Of course, a wireless system can have all the bells and whistles you like in terms of technology, automated functionality and application assistance, but the sound quality is of course of upmost importance. Thankfully, as I’d come to expect from a Sennheiser product, both the handheld and instrument units I had to demo sounded fantastic! The handheld unit boasts the MMD 835 dynamic capsule, 154dB SPL and 2.1mV/Pa sensitivity.

The detail and nuance of the mic was classic Sennheiser, featuring a nice amount of top end detail, without getting harsh in the upper midrange. Although the whole chassis felt a little light in weight (likely due to this user being used to wired handheld mics), it still felt sturdy and reliable and capable of handling the rigours of lots of live use.

Battery install was simple (with an impressive battery life of up to 12 hours when used with lithium ion batteries), as was pairing with its receiver. The simple mute switch on the chassis makes for easy operation, but if the microphone is accidentally switched to mute, this can also be overridden by the Smart Assist app if required, a nice feature.

The instrument pack was equally easy to use and operate and the metal enclosure felt rugged and road worthy. Like the handheld unit, syncing to its respective receiver was a breeze and neither unit ever dropped out or had any interference in my tests. One thing to note was the level of gain able to be set on the receivers, which out of the box is set to 21dB. This was optimum for the handheld mic, but I needed to boost this up a bit higher on the instrument pack to more closely match it to my guitar and amplifiers usual settings.

The range and signal strength of both the handheld and instrument sets were mighty impressive, with Sennheiser boasting up to 100m of operating range (with clear line of sight of course) and the 134dB of audio input dynamic range provides plenty of detail here. Having set both units up in a room at the back of the house, I proceeded to take both transmitter units out the front, which included several walls and doors blocking line of sight between transmitter and receiver.

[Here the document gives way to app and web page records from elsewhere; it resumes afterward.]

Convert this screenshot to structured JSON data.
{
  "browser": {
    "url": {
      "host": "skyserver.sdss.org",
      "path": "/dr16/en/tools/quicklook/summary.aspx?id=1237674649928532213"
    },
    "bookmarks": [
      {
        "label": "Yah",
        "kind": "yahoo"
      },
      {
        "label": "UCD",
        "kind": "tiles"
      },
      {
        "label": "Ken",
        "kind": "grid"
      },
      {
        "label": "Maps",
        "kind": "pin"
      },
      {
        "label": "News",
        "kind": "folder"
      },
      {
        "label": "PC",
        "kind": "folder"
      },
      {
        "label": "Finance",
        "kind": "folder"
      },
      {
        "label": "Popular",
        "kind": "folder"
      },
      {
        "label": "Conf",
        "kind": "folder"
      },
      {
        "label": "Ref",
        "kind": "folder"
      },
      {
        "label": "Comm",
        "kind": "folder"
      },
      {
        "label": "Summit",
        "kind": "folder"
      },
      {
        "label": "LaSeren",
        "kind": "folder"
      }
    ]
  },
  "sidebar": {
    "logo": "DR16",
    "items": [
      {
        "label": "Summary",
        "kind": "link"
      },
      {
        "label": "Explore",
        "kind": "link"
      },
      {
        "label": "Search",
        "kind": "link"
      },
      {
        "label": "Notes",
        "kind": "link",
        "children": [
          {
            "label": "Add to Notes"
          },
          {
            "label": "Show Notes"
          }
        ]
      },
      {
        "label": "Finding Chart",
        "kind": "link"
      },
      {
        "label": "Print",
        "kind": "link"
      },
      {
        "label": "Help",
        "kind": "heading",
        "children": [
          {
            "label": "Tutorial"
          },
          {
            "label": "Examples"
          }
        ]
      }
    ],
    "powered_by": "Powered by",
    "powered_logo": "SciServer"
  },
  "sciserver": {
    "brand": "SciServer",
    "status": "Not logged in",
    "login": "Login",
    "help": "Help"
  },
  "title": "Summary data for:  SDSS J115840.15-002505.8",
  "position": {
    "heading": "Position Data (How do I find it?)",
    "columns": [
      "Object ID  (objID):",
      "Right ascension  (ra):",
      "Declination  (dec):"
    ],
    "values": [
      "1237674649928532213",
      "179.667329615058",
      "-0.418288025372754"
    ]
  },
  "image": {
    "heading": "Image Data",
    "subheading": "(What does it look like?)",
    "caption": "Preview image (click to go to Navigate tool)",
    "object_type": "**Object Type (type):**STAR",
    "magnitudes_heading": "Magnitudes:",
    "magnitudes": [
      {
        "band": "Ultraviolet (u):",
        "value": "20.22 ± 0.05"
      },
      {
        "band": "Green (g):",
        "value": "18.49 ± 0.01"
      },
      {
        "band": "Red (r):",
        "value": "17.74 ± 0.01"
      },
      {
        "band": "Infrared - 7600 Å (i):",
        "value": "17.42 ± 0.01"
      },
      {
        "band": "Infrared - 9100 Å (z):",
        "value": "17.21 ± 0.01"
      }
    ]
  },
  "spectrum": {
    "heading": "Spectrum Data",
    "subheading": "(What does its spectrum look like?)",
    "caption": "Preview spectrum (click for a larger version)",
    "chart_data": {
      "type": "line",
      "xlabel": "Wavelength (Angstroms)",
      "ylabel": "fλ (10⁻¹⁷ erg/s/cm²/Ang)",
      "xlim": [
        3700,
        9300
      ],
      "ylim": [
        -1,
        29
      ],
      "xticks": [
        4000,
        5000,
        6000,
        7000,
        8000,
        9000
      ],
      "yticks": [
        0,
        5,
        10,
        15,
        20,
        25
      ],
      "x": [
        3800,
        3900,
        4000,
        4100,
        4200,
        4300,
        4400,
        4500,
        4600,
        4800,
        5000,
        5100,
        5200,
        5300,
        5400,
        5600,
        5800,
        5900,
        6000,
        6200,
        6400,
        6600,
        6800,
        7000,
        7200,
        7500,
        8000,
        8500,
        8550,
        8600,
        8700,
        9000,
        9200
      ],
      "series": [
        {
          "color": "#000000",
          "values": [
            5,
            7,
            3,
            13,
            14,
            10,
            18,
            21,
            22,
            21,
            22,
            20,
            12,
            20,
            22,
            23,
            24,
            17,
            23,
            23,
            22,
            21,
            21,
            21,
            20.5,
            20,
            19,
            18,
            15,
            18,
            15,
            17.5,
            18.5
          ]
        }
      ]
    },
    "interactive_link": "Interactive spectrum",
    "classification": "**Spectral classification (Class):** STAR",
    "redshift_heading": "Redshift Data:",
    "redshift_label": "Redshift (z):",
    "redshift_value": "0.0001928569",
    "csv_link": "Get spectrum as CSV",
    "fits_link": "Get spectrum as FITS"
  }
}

I then proceeded across the road and down the street a little, all the while playing and singing without any dropouts of interference on both units. Video capturing the display of both receiver units during this testing solidified my findings, showing the RF display bar only dropping a couple of bars. Needless to say I was very impressed by the detail, clarity and operating range of both units.

Wireless at its Best

It’s fair to say Sennheiser have stepped up with the new Evolution Wireless Digital series, packing a wealth of technology useful for all types of users and applications, from classic on stage music use, to TV/broadcast, education, business and more. Its ease of operation and the clever Smart Assist app bodes well for those new to or less experienced with wireless systems, and the ability to deep dive into all parameters of the system will be a welcomed familiarity to professionals.

A true digital and UHF hybrid work horse takes the best of both worlds and absorbs some of Sennheiser’s most sophisticated wireless technology, providing stable and reliable use. Of course the range covers all the expected spectrum availability for regions across the globe and a solid Sennheiser warranty. I certainly wouldn’t hesitate taking EW-D sets out to a local venue on the road. Quality sound, rugged metal housing and easy of use tick all the boxes.

For more information on the EW-D range, head to Sennheiser Australia.